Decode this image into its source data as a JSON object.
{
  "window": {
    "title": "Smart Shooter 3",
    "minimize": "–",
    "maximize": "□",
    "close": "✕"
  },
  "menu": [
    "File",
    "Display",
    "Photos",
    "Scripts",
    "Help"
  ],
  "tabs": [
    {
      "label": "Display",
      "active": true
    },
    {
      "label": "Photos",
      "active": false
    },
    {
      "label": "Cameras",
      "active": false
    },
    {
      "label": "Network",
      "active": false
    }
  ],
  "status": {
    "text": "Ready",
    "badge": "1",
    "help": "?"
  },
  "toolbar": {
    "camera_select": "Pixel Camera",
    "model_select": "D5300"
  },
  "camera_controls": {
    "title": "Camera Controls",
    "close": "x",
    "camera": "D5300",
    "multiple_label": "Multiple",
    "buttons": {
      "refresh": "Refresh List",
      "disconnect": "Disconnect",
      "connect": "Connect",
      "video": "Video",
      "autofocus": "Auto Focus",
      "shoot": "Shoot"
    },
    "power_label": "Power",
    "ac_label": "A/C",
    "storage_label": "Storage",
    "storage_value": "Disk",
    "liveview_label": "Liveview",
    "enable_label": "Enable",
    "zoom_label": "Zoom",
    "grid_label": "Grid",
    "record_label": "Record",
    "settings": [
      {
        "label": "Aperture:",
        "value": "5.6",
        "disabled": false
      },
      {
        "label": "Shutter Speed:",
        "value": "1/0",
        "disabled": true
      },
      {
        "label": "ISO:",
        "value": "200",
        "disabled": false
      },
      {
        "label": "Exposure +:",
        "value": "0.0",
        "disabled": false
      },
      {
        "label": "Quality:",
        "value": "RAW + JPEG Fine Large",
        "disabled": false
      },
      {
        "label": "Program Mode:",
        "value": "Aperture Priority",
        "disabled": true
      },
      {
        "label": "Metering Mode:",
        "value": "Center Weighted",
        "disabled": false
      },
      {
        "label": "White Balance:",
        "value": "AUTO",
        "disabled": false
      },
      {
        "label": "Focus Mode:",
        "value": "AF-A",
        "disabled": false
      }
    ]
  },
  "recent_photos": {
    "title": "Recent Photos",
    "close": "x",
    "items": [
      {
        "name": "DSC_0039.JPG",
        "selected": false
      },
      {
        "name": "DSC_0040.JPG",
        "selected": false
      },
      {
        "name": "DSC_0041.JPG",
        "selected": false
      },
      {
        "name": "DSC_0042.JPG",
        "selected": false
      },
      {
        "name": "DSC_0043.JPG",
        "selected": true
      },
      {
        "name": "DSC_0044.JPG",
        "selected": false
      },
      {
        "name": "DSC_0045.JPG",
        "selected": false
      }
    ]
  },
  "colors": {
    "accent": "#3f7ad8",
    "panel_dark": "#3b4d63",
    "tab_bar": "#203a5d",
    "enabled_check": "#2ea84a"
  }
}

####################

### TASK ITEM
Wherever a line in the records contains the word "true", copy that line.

### ANSWER
      "active": true
        "disabled": true
        "disabled": true
        "selected": true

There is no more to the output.